### [Your objective]
Write the listing out again, exactly as it appears.

------ Materials provided ------

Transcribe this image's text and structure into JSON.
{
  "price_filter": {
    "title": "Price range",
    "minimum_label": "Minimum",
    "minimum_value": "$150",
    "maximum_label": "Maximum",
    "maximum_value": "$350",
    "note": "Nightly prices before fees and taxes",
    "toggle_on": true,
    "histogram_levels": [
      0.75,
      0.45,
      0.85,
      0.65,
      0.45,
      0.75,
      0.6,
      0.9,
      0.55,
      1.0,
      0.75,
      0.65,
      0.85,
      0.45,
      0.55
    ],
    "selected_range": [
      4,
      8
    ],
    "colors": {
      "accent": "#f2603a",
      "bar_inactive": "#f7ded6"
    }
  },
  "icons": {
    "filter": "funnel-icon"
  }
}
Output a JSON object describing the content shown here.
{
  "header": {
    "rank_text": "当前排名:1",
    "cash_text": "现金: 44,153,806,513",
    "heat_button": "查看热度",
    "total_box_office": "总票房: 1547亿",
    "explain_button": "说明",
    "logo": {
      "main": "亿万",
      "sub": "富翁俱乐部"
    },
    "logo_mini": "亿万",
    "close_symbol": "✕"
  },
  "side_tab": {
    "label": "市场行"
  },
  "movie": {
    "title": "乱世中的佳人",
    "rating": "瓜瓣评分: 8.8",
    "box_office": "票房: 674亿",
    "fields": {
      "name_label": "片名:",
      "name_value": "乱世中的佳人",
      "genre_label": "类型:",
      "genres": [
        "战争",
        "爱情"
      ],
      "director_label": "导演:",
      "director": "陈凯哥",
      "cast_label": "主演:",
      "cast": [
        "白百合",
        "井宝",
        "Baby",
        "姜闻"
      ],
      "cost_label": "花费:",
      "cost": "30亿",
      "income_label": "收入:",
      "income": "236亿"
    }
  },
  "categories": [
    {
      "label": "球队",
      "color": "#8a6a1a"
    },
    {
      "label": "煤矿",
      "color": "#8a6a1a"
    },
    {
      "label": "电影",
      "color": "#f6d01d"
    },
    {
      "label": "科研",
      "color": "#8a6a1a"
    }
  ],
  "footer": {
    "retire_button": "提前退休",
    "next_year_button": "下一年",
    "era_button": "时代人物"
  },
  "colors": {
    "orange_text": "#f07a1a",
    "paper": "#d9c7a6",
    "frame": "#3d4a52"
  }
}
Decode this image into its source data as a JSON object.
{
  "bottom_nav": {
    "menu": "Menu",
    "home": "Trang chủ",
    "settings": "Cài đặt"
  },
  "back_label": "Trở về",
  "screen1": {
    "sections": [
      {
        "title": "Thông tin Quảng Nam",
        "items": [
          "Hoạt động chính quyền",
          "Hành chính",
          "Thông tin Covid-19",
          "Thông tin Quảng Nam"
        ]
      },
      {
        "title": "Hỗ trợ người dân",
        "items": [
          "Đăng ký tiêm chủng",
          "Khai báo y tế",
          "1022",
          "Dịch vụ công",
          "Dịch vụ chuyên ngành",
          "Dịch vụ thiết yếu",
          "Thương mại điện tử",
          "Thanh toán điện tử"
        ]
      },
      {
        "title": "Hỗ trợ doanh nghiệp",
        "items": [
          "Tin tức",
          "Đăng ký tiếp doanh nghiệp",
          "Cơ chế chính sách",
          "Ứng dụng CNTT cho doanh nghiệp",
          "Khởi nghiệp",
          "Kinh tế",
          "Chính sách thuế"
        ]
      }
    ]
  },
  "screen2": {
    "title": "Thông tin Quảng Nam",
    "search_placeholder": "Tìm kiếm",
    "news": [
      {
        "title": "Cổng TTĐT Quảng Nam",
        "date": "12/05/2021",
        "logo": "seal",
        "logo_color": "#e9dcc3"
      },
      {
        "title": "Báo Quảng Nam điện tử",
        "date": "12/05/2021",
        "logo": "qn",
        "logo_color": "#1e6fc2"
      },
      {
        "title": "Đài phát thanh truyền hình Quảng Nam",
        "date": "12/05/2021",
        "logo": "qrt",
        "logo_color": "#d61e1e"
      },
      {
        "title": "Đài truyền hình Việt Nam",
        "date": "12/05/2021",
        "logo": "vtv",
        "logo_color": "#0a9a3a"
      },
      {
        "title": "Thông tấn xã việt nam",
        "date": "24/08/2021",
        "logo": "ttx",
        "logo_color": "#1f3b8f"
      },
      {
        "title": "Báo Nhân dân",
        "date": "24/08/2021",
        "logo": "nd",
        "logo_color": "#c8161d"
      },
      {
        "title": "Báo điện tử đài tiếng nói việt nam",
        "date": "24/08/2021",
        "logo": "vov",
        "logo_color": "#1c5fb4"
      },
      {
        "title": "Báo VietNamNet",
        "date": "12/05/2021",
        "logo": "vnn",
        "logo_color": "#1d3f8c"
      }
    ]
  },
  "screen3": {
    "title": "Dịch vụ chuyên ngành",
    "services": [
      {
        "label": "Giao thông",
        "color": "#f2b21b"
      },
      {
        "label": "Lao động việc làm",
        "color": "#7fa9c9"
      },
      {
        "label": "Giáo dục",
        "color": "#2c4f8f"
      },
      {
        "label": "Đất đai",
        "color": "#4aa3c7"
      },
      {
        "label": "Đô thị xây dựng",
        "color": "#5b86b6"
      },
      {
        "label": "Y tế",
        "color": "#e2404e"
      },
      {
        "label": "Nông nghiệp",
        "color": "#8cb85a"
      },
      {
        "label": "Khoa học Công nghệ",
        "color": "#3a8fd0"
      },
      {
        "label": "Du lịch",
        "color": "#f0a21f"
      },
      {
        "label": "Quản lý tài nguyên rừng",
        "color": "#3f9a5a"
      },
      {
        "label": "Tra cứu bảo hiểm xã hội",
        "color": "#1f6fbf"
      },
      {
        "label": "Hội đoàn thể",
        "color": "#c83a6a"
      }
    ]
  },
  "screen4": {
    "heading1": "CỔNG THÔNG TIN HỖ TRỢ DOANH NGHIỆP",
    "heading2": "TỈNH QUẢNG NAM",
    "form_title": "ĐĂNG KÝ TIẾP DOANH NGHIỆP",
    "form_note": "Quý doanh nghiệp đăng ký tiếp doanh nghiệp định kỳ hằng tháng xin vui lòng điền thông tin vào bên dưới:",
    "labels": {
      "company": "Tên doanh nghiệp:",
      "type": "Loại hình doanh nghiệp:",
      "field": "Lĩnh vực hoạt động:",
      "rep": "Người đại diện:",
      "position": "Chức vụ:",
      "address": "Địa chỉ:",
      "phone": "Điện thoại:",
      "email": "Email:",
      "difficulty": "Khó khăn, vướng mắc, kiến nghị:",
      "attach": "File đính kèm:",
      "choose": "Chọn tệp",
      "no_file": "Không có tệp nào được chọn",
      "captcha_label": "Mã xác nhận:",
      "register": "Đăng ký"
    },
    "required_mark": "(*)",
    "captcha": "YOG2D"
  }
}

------

### [Task result]
Transcribe this image's text and structure into JSON.
{
  "price_filter": {
    "title": "Price range",
    "minimum_label": "Minimum",
    "minimum_value": "$150",
    "maximum_label": "Maximum",
    "maximum_value": "$350",
    "note": "Nightly prices before fees and taxes",
    "toggle_on": true,
    "histogram_levels": [
      0.75,
      0.45,
      0.85,
      0.65,
      0.45,
      0.75,
      0.6,
      0.9,
      0.55,
      1.0,
      0.75,
      0.65,
      0.85,
      0.45,
      0.55
    ],
    "selected_range": [
      4,
      8
    ],
    "colors": {
      "accent": "#f2603a",
      "bar_inactive": "#f7ded6"
    }
  },
  "icons": {
    "filter": "funnel-icon"
  }
}
Output a JSON object describing the content shown here.
{
  "header": {
    "rank_text": "当前排名:1",
    "cash_text": "现金: 44,153,806,513",
    "heat_button": "查看热度",
    "total_box_office": "总票房: 1547亿",
    "explain_button": "说明",
    "logo": {
      "main": "亿万",
      "sub": "富翁俱乐部"
    },
    "logo_mini": "亿万",
    "close_symbol": "✕"
  },
  "side_tab": {
    "label": "市场行"
  },
  "movie": {
    "title": "乱世中的佳人",
    "rating": "瓜瓣评分: 8.8",
    "box_office": "票房: 674亿",
    "fields": {
      "name_label": "片名:",
      "name_value": "乱世中的佳人",
      "genre_label": "类型:",
      "genres": [
        "战争",
        "爱情"
      ],
      "director_label": "导演:",
      "director": "陈凯哥",
      "cast_label": "主演:",
      "cast": [
        "白百合",
        "井宝",
        "Baby",
        "姜闻"
      ],
      "cost_label": "花费:",
      "cost": "30亿",
      "income_label": "收入:",
      "income": "236亿"
    }
  },
  "categories": [
    {
      "label": "球队",
      "color": "#8a6a1a"
    },
    {
      "label": "煤矿",
      "color": "#8a6a1a"
    },
    {
      "label": "电影",
      "color": "#f6d01d"
    },
    {
      "label": "科研",
      "color": "#8a6a1a"
    }
  ],
  "footer": {
    "retire_button": "提前退休",
    "next_year_button": "下一年",
    "era_button": "时代人物"
  },
  "colors": {
    "orange_text": "#f07a1a",
    "paper": "#d9c7a6",
    "frame": "#3d4a52"
  }
}
Decode this image into its source data as a JSON object.
{
  "bottom_nav": {
    "menu": "Menu",
    "home": "Trang chủ",
    "settings": "Cài đặt"
  },
  "back_label": "Trở về",
  "screen1": {
    "sections": [
      {
        "title": "Thông tin Quảng Nam",
        "items": [
          "Hoạt động chính quyền",
          "Hành chính",
          "Thông tin Covid-19",
          "Thông tin Quảng Nam"
        ]
      },
      {
        "title": "Hỗ trợ người dân",
        "items": [
          "Đăng ký tiêm chủng",
          "Khai báo y tế",
          "1022",
          "Dịch vụ công",
          "Dịch vụ chuyên ngành",
          "Dịch vụ thiết yếu",
          "Thương mại điện tử",
          "Thanh toán điện tử"
        ]
      },
      {
        "title": "Hỗ trợ doanh nghiệp",
        "items": [
          "Tin tức",
          "Đăng ký tiếp doanh nghiệp",
          "Cơ chế chính sách",
          "Ứng dụng CNTT cho doanh nghiệp",
          "Khởi nghiệp",
          "Kinh tế",
          "Chính sách thuế"
        ]
      }
    ]
  },
  "screen2": {
    "title": "Thông tin Quảng Nam",
    "search_placeholder": "Tìm kiếm",
    "news": [
      {
        "title": "Cổng TTĐT Quảng Nam",
        "date": "12/05/2021",
        "logo": "seal",
        "logo_color": "#e9dcc3"
      },
      {
        "title": "Báo Quảng Nam điện tử",
        "date": "12/05/2021",
        "logo": "qn",
        "logo_color": "#1e6fc2"
      },
      {
        "title": "Đài phát thanh truyền hình Quảng Nam",
        "date": "12/05/2021",
        "logo": "qrt",
        "logo_color": "#d61e1e"
      },
      {
        "title": "Đài truyền hình Việt Nam",
        "date": "12/05/2021",
        "logo": "vtv",
        "logo_color": "#0a9a3a"
      },
      {
        "title": "Thông tấn xã việt nam",
        "date": "24/08/2021",
        "logo": "ttx",
        "logo_color": "#1f3b8f"
      },
      {
        "title": "Báo Nhân dân",
        "date": "24/08/2021",
        "logo": "nd",
        "logo_color": "#c8161d"
      },
      {
        "title": "Báo điện tử đài tiếng nói việt nam",
        "date": "24/08/2021",
        "logo": "vov",
        "logo_color": "#1c5fb4"
      },
      {
        "title": "Báo VietNamNet",
        "date": "12/05/2021",
        "logo": "vnn",
        "logo_color": "#1d3f8c"
      }
    ]
  },
  "screen3": {
    "title": "Dịch vụ chuyên ngành",
    "services": [
      {
        "label": "Giao thông",
        "color": "#f2b21b"
      },
      {
        "label": "Lao động việc làm",
        "color": "#7fa9c9"
      },
      {
        "label": "Giáo dục",
        "color": "#2c4f8f"
      },
      {
        "label": "Đất đai",
        "color": "#4aa3c7"
      },
      {
        "label": "Đô thị xây dựng",
        "color": "#5b86b6"
      },
      {
        "label": "Y tế",
        "color": "#e2404e"
      },
      {
        "label": "Nông nghiệp",
        "color": "#8cb85a"
      },
      {
        "label": "Khoa học Công nghệ",
        "color": "#3a8fd0"
      },
      {
        "label": "Du lịch",
        "color": "#f0a21f"
      },
      {
        "label": "Quản lý tài nguyên rừng",
        "color": "#3f9a5a"
      },
      {
        "label": "Tra cứu bảo hiểm xã hội",
        "color": "#1f6fbf"
      },
      {
        "label": "Hội đoàn thể",
        "color": "#c83a6a"
      }
    ]
  },
  "screen4": {
    "heading1": "CỔNG THÔNG TIN HỖ TRỢ DOANH NGHIỆP",
    "heading2": "TỈNH QUẢNG NAM",
    "form_title": "ĐĂNG KÝ TIẾP DOANH NGHIỆP",
    "form_note": "Quý doanh nghiệp đăng ký tiếp doanh nghiệp định kỳ hằng tháng xin vui lòng điền thông tin vào bên dưới:",
    "labels": {
      "company": "Tên doanh nghiệp:",
      "type": "Loại hình doanh nghiệp:",
      "field": "Lĩnh vực hoạt động:",
      "rep": "Người đại diện:",
      "position": "Chức vụ:",
      "address": "Địa chỉ:",
      "phone": "Điện thoại:",
      "email": "Email:",
      "difficulty": "Khó khăn, vướng mắc, kiến nghị:",
      "attach": "File đính kèm:",
      "choose": "Chọn tệp",
      "no_file": "Không có tệp nào được chọn",
      "captcha_label": "Mã xác nhận:",
      "register": "Đăng ký"
    },
    "required_mark": "(*)",
    "captcha": "YOG2D"
  }
}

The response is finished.